Gulla Jónsdóttir, Gulla Jónsdóttir Architecture + Design. Photo: Erez Sabag
Q+A Continued: Gulla Jónsdóttir
More from this Icelandic native on how she has developed such a hot hand in designing hospitality spaces
The cover story for our March edition is a Q+A with LA-based designer/architect Gulla Jónsdóttir, whose sensual, immersive spaces are creating buzz in a variety high-profile markets worldwide. Here are some further excerpts from that interview:
How would you describe your firm’s culture and creative process?
Our search for beauty and authenticity in architectural form and design is never ending. The creative process of starting a new project is thrilling and exciting to us. Architecture and design in any shape or form is truly our passion.
Jónsdóttir’s recent design commissions include the Kimpton La Peer Hotel in West Hollywood. Photo: Laurie Joliet.
How are those beliefs and work philosophy reflected in the design/environment of your studios?
Our reputation centers on high quality design known for its sensuality and dynamism though full of form, our work is harmonized with their surroundings. Echoing beauty, yet integrating function, our design philosophy is staying true to our heart and creating memorable spaces that can enhance individual experiences.
You branched into furniture design a few years back--why?
To me, it’s a very fluid transformation from architecture and design into product and furniture design.
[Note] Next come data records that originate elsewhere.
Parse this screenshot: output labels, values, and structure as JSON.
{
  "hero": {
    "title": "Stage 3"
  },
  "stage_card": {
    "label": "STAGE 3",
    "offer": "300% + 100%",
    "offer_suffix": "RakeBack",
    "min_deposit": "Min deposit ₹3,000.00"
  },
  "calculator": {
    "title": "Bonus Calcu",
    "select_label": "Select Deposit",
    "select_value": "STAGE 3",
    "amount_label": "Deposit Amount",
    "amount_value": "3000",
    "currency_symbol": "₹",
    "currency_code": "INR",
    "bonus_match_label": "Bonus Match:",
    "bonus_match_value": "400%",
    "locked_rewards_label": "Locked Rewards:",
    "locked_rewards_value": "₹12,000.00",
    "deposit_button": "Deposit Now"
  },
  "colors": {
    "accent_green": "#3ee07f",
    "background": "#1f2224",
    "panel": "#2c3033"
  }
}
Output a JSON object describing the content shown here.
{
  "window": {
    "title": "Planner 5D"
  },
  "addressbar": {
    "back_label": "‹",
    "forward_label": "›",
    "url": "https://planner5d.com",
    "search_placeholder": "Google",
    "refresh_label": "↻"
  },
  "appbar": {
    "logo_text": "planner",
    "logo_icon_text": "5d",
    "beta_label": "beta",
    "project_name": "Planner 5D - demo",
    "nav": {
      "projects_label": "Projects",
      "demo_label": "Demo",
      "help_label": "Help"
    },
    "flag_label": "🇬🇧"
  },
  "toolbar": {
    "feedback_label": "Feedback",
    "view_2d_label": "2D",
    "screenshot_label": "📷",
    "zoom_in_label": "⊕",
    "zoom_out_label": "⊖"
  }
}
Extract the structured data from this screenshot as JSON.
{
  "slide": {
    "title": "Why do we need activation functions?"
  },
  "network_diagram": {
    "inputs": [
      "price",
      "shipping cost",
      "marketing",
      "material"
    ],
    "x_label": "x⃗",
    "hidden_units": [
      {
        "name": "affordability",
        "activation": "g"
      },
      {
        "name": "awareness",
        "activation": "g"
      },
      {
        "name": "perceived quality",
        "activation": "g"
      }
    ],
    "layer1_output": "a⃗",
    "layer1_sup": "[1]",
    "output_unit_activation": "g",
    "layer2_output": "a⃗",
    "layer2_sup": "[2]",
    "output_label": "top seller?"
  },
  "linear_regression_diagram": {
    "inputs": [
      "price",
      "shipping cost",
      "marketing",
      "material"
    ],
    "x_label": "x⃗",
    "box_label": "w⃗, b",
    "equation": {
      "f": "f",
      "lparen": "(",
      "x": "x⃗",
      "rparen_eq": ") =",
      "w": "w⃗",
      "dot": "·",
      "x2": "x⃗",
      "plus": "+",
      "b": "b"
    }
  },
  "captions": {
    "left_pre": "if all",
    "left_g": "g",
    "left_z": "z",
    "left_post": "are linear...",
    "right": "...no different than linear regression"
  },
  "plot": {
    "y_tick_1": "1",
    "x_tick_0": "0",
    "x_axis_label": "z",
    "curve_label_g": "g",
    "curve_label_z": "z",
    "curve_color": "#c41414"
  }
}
There is no limitation to creativity so whether I'm designing a skyscraper, interiors or a piece of furniture it's only a matter of different scales and mindset.
Designing a hotel can take up to 5 years, while a piece of furniture is an instant gratification of design. I chose to do a limited edition collection of furniture so that each piece is special and not mass-produced. I’m not interested in mass marketing. I’m attracted to one of a kind projects and pieces.
The Petal Chair, one of Jónsdóttir’s furniture designs. Photo: Courtesy of Gulla Jónsdóttir Architecture + Design
Shifting gears a bit here, to a “big-picture” question facing all designers: In your view, how are today’s clients different than those of, say, a decade ago, when it comes to their view of design’s role? What factors have driven that change? How has that impacted how you work?
Today, clients tend to be a bit more hands-on and involved throughout the design process. It may be from experience, or their interest in design, supported by their knowledge of the subject. We now also have to compete with the internet, which has become the primary source of information for people all over the world. This has pushed me to work even harder during the design development phase of my projects. I have to be sure that I deliver spaces that are unforeseen or completely out of the box, to keep my clients happy about the final installation.